Hallowell, A. Irving. 1936. 'Psychic Stresses and Culture Patterns', American Journal of Psychiatry 92: 1291 -310.
Hallowell, A. Irving. 1939. 'Sin, Sex and Sickness in Saulteaux Belief, British Journal of Medical Psychology 18: 191-7.
Hallowell, A. Irving. 1951. 'Cultural Factors in the Structuralization of Perception', in John H. Rohver and Muzafer Sherif, Social Psychology at the Crossroads. New York: Harper.
Hallowell, A. Irving. 1955. Culture and Experience. Philadelphia: University of Pennsylvania Press.
Hewitt, J. N. B. 1902. 'Orenda and a Definition of Religion', American Anthropologist, 4: 33-46.
Hoffman W. J. 1891. The Mide'wiwin or 'Grand Medicine Society' of the Ojibwa. Washington, DC: Bureau of American Ethnology, 7th Annual Report.
Hoijer, Harry (ed.). 1954. Language in Culture. Memoir 79. American Anthropological Association.
Jenness, Diamond. 1935. The Ojibwa Indians of Parry Island: Their Social and Religious Life. Ottawa: Canada Department of Mines, National Museum of Canada Bull. 78, Anthropological Series 12.
Jones, Peter. 1861. History of the Ojibway Indians. London.
Jones, William. 1905. 'The Algonkin Manitu', Journal of American Folklore, 18: 183-90.
Jones, William. 1919. Ojibwa Texts. Publications of the American Ethnological Society, vol. 7, parts I and II. Leyden, 1917; New York, 1919.
Kelsen, Hans. 1943. Society and Nature: A Sociological Inquiry. Chicago: University of Chicago Press.
Krech, David, and Richard S. Crutchfield. 1948. Theory and Problems of Social Psychology. New York: McGraw-Hill.
Lovejoy, Arthur O. 1948. Essays in the History of Ideas. Baltimore: Johns Hopkins University Press.
Lovejoy, Arthur O., and George Boas. 1935. Primitivism and Related Ideas in Antiquity. Baltimore: Johns Hopkins University Press. Vol. 1 of A Documentary History of Primitivism and Related Ideas.
Pine, N. W. 1937. 'The Meaninglessness of the Terms "Life" and "Living"', in Perspectives in Biochemistry, ed. J. Needham and D. Green. New York: Mac-millan.
Radin, Paul. 1914a. 'Religion of the North American Indians', Journal of American Folklore 27: 335-73.
Radin, Paul. 1914b. Some Aspects of Puberty Fasting among the Ojibwa. Geological Survey of Canada, Department of Mines, Museum Bull. No. 2, Anthropological Series, No. 2, pp. 1-10.
Radin, Paul. 1927. Primitive Man as Philosopher. New York: D. Appleton & Co.

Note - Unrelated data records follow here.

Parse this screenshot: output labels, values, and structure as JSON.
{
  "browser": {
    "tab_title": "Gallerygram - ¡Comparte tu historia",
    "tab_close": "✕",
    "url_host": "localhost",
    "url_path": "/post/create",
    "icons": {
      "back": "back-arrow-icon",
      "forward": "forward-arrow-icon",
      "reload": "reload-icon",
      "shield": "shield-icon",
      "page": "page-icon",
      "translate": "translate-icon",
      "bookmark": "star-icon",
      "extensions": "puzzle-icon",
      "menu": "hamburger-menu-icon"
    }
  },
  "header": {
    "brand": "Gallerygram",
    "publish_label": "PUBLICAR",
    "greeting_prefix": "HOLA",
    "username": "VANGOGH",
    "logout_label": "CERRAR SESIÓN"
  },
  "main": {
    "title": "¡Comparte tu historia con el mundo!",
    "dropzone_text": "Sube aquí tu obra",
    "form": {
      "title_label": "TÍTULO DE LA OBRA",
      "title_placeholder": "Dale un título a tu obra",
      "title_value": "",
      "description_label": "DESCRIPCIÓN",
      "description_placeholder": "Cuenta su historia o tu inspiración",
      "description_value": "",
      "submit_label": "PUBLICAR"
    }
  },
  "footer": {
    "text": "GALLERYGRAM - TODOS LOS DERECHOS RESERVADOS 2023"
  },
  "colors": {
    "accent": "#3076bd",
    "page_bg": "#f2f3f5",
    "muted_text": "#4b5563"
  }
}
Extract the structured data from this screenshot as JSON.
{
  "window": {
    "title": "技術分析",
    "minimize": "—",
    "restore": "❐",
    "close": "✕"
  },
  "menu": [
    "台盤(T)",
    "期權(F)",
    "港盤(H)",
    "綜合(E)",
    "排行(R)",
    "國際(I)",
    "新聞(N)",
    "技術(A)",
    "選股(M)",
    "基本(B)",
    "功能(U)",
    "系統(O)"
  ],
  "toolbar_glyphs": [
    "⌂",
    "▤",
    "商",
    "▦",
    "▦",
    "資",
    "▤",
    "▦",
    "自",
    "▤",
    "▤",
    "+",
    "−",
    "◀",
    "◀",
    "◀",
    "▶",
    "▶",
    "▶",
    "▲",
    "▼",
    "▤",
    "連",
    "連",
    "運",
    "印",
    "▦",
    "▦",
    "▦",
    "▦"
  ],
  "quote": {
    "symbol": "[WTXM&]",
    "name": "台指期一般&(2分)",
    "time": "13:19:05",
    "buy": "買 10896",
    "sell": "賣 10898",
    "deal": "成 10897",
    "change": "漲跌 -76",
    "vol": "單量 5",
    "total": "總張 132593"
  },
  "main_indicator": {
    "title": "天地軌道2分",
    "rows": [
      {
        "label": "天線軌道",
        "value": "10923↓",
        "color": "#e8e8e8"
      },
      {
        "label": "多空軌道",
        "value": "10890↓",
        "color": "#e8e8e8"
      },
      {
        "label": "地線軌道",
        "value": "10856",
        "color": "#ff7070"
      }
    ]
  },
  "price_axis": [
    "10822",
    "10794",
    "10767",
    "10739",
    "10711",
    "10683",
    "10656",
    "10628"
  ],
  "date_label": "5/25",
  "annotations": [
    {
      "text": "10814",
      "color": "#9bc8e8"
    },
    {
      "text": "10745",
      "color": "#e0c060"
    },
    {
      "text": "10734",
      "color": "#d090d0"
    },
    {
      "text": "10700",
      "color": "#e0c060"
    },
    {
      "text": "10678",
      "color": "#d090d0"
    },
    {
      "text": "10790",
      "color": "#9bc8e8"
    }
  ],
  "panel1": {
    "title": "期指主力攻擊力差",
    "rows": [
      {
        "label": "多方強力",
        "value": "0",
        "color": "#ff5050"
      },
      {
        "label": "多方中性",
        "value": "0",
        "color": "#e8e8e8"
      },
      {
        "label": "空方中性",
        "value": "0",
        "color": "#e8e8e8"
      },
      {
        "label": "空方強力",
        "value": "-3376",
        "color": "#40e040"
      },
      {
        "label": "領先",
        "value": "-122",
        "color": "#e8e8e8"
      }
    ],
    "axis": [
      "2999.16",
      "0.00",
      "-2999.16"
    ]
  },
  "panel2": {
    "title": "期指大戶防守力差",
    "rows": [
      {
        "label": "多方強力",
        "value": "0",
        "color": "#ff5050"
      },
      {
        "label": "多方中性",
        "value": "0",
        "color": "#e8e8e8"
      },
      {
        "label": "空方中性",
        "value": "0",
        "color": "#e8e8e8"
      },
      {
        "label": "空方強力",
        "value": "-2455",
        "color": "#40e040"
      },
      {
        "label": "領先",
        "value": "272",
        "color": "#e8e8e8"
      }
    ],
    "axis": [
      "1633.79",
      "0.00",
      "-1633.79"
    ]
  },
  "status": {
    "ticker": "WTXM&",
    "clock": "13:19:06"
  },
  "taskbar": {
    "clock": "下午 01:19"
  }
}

Randall, John Herman, Jr. 1944. 'The Nature of Naturalism', in Naturalism and the Human Spirit, ed. H. Krikorian. New York: Columbia University Press.
Redfield, Robert. 1952. 'The Primitive World View', Proceedings of the American Philosophical Society 96: 30-6.
Schoolcraft, Henry R. 1834. Narrative of an Expedition through the Upper Mississippi to Itasca Lake, the Actual Source of the River ...  New York: Harper.
Skinner, Alanson. 1915. 'The Mcnomini Word "Hawatuk"', Journal of American Folklore 28: 258-61.
Swanton, John R. 1910. 'Some Practical Aspects of the Study of Myths', Journal of American Folklore 23: 1-7.
Tanner, John. 1830. Narrative of the Captivity and Adventures of John Tanner, ed. E. James.
Thompson, Stith. 1946. The Folktale. New York: Dryden Press.
Van Der Leeuw, G. 1938. Religion in Essence and Manifestation. London: Allen Unwin.
Whorf, Benjamin Lee. 1956. Language Thought and Reality: Selected Writings of Benjamin L. Whorf, ed. with Introduction by J. B. Carroll; Foreword by Stuart Chase. New York: Wiley.